Mapping public schools data on detected segments

Just like vaccination activity information, government schools data was correlated with the detected regions to understand accessibility to education. It was discovered that a large number of the detected regions did have the government school in them. Red areas show polygons with no schools, where as the shades of green represent increasing number of schools with light green being the least(one or two) and dark green with most(more than 10) schools.

Strength of public schools mapped on detected segments.

Technical Details

We have used village finders satellite imagery data in order to train our network. Image tiles are divided in small chips of size 128 and further resized to 64. Data augmentation methods were used before and during training. The probability map achieved after last convolution layer is bilinearly interpolated to achieve input size. A threshold of 0.5 is applied to generate a binary image. Polygons are fitted on these binaries resulting in detected communities. The deep learning program is written in python using Chainer framework.
A shortcoming is that our algorithm cannot predict height or even type of the building. Therefore some of the building detected are themselves private schools run. Furthermore some built structures are missed that is because they seem to have merged into the landscape when viewed at certain zoom level.

Future Work

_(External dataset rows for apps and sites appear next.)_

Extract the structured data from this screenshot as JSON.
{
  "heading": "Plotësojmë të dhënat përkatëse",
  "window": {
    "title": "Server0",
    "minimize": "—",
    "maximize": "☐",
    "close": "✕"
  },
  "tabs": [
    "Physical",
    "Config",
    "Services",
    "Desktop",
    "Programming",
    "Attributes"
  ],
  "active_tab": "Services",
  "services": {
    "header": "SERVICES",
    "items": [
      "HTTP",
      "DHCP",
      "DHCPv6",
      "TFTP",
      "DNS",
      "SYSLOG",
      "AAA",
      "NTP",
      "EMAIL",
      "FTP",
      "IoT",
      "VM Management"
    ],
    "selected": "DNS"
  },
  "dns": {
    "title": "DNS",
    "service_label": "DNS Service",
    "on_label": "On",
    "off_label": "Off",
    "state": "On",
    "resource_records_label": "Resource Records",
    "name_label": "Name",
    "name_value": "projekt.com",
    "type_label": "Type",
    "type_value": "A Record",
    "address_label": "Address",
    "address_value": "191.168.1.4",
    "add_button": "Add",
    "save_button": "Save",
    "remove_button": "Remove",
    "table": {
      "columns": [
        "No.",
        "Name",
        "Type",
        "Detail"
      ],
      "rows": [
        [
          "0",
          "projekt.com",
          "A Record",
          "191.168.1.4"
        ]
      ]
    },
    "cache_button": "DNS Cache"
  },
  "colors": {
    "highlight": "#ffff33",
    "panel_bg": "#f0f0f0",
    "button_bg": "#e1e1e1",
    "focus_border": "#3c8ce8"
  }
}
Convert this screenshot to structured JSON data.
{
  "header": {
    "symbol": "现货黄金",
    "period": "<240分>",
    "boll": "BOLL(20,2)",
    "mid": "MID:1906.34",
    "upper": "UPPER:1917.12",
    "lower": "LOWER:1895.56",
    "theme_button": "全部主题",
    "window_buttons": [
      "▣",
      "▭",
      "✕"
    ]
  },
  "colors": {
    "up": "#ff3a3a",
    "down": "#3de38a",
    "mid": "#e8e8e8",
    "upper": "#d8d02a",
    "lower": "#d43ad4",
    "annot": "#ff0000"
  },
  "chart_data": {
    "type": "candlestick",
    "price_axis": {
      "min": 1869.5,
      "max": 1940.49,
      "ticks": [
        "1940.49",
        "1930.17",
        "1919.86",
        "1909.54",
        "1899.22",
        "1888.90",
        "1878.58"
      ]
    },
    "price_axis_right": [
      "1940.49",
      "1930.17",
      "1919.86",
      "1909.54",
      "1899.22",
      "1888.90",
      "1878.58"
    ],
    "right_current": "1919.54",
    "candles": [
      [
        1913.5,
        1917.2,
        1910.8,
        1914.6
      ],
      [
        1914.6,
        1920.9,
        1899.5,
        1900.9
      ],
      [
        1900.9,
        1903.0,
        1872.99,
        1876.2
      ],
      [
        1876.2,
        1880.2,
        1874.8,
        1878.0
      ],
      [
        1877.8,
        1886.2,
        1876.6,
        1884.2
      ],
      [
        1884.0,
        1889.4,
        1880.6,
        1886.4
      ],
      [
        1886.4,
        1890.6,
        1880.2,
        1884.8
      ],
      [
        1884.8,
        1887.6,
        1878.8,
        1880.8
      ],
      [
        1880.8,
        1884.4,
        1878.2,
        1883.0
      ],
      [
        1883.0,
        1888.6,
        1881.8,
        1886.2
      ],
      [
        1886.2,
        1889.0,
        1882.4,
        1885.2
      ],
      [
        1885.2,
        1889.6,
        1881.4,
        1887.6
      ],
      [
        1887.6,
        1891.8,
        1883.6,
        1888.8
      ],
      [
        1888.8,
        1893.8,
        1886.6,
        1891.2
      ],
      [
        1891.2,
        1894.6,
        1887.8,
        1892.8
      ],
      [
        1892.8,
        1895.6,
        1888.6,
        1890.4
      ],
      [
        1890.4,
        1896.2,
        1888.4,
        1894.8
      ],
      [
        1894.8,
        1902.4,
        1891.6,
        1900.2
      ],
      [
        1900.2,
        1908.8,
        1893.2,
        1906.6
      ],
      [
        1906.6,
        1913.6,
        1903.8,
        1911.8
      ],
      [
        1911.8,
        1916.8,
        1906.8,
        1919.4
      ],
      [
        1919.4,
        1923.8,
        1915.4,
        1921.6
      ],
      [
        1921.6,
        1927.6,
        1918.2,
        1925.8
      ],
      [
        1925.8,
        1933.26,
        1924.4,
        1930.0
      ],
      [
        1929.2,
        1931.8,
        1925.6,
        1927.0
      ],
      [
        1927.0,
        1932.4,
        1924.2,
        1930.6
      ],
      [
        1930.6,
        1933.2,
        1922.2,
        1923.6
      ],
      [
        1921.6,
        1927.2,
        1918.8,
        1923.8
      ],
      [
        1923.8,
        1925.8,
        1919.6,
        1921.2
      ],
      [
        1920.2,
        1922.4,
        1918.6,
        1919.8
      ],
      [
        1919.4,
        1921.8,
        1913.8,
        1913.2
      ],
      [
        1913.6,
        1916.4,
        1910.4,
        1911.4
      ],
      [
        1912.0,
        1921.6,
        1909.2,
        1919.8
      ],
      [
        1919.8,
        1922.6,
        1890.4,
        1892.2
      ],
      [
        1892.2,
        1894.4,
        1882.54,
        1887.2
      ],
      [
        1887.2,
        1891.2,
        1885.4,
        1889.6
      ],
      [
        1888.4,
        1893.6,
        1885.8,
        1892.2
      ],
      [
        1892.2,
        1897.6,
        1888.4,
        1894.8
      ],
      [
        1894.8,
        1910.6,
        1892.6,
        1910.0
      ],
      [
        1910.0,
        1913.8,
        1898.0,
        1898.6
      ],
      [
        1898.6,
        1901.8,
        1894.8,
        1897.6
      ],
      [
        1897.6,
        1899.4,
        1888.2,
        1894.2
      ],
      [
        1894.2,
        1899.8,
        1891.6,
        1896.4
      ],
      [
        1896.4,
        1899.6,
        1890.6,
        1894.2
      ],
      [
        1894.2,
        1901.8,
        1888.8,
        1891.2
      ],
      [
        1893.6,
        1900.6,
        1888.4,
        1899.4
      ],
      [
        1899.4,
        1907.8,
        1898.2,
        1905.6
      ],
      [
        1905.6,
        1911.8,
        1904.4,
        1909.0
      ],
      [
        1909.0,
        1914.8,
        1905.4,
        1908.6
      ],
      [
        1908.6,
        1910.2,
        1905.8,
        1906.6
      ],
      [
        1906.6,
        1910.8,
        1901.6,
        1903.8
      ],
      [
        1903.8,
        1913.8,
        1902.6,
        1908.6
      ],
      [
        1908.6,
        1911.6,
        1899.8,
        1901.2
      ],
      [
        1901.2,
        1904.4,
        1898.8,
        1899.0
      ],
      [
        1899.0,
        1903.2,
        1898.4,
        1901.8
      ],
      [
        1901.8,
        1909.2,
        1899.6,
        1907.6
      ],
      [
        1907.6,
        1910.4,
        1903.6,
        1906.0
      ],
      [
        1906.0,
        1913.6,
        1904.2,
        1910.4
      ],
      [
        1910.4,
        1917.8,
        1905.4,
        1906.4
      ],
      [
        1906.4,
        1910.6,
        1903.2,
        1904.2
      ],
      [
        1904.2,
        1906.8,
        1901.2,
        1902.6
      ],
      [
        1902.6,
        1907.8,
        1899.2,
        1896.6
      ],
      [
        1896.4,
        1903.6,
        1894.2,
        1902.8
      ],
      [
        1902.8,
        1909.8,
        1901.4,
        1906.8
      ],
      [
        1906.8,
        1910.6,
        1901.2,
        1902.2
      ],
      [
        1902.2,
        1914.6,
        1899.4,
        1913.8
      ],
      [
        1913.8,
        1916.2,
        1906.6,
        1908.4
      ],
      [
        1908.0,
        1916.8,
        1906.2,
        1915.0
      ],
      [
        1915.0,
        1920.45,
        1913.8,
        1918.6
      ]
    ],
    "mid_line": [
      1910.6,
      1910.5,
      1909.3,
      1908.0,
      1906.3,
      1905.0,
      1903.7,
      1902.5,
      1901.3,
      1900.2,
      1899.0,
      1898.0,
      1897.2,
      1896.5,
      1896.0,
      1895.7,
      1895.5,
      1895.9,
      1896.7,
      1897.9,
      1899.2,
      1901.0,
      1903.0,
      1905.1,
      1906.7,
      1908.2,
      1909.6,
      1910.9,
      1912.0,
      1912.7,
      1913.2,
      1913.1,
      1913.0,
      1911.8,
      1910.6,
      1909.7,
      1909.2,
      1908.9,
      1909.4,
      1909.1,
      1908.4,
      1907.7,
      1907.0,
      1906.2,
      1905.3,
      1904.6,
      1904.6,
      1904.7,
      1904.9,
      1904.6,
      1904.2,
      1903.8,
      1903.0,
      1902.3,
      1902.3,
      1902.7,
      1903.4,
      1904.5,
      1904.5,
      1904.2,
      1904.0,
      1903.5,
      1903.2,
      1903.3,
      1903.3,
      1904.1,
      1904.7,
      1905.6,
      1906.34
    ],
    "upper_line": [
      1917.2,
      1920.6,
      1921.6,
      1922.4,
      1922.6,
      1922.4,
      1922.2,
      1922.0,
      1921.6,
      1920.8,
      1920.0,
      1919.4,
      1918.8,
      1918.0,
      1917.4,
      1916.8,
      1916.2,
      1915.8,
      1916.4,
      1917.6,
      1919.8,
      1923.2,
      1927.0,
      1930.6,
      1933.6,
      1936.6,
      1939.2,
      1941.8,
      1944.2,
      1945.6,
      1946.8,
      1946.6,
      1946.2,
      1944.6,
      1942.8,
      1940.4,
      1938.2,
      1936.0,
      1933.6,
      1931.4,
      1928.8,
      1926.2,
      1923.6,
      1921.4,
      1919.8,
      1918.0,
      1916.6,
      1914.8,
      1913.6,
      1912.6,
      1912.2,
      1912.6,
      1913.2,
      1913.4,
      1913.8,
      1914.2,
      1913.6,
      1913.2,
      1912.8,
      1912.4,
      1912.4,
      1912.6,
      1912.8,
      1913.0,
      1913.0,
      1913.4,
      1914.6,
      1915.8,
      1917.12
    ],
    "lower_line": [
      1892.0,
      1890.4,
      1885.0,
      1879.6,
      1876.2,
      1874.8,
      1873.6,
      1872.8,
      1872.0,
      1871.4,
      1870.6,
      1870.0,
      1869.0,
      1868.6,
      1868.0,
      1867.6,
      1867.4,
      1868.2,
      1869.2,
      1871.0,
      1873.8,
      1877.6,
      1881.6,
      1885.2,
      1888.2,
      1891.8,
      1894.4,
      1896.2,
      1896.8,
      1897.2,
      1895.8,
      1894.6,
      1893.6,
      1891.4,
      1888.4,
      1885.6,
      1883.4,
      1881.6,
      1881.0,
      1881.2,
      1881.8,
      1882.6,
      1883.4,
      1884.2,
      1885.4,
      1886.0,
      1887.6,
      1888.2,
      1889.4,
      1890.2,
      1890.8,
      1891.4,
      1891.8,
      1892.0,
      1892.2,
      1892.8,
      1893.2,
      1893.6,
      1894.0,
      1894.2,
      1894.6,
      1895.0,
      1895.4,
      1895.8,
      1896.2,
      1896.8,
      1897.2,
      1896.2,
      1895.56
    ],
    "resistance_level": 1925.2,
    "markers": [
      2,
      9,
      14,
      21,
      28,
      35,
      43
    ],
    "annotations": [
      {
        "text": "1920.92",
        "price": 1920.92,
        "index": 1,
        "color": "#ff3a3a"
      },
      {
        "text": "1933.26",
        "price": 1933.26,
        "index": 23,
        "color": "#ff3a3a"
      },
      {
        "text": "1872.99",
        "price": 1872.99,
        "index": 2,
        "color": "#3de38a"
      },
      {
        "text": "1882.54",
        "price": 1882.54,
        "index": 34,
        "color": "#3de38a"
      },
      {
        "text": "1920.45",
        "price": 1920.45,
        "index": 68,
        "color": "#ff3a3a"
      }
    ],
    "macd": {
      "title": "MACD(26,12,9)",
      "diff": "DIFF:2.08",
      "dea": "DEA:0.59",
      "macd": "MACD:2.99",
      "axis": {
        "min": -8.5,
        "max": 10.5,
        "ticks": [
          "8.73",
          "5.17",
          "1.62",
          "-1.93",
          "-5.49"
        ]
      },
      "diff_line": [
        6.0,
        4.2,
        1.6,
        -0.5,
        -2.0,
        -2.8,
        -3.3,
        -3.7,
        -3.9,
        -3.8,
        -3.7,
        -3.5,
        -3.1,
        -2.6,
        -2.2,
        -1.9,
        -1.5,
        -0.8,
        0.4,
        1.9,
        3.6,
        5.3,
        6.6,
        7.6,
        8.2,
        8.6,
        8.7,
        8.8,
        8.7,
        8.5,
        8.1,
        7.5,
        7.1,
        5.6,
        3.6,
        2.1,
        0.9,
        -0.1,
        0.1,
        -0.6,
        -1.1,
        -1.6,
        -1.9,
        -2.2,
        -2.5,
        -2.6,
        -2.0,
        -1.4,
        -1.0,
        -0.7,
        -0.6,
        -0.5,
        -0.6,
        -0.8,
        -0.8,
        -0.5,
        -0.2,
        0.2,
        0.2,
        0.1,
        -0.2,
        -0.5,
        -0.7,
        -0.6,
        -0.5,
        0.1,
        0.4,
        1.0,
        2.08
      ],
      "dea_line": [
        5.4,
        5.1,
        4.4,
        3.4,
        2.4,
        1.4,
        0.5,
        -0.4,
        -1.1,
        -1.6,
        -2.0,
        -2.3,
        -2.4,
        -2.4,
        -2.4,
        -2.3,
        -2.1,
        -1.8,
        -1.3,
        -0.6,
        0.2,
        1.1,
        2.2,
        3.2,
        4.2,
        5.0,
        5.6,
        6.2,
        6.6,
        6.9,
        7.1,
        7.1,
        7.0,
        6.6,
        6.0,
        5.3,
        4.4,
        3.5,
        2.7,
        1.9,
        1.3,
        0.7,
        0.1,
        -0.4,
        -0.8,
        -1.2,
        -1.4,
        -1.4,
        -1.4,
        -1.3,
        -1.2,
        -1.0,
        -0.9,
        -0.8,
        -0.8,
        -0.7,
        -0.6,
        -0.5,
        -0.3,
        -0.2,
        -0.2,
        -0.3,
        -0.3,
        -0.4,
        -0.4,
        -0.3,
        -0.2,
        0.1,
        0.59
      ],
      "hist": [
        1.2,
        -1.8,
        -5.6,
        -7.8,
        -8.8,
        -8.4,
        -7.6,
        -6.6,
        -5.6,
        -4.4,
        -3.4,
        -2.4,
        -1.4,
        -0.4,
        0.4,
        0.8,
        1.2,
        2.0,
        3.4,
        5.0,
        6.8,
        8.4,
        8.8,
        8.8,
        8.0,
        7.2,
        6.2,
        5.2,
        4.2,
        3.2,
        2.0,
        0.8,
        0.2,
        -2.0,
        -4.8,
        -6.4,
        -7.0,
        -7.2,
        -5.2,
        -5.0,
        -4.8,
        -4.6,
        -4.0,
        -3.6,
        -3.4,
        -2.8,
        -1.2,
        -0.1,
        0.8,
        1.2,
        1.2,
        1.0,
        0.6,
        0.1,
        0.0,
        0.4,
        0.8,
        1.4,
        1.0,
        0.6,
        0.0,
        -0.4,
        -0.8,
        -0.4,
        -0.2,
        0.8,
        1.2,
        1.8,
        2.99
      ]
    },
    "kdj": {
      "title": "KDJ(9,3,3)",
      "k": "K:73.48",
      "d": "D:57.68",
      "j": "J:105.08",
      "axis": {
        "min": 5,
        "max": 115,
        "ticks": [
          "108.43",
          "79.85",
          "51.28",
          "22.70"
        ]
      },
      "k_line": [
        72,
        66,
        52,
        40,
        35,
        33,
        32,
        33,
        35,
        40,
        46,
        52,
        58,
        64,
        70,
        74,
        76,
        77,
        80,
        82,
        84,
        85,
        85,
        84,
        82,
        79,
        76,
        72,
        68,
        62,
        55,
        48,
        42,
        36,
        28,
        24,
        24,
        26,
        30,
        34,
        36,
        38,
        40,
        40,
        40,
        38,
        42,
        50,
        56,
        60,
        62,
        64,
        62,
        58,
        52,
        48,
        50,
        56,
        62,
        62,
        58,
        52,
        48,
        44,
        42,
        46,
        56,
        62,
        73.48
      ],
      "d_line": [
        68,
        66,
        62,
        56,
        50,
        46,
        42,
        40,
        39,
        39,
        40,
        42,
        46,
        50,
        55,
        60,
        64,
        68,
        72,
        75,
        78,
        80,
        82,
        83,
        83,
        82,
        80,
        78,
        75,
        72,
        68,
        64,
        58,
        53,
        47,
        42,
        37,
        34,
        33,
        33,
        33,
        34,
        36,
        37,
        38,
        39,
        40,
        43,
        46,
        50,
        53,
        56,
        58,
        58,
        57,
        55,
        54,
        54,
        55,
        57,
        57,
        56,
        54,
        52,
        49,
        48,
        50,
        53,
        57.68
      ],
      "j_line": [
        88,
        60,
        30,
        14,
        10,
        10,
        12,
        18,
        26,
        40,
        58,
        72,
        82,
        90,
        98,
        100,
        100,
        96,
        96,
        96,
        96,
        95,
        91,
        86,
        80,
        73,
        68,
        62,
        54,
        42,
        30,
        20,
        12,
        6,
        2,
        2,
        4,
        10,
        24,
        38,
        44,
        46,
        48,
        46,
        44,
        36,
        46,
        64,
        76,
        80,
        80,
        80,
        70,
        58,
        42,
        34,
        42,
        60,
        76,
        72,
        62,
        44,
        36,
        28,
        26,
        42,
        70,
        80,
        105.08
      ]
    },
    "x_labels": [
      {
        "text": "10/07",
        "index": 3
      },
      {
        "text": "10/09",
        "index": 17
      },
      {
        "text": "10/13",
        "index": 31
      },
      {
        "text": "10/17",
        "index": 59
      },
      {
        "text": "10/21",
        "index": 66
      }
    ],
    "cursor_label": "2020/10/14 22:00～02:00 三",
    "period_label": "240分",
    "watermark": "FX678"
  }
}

Satellite imagery offers a vast research area. To take full advantage of the diversity these images contain, we plan to study the variety of bands that hyperspectral imagery presents. Detecting built structures successfully has inaugurated problems like house counting, tracking urbanization and detecting damaged structures. We intend to deeply analyze the detected segments in order to locate hospitals, schools and parks near each community.

We are grateful to Punjab Information Technology Board (PITB) especially Ms. Maria Badar for sharing vaccination activity data as well as public schools data. We would also like to thank Muhammad Umer Ramzan, ITU's management and their website creators for helping us build this page.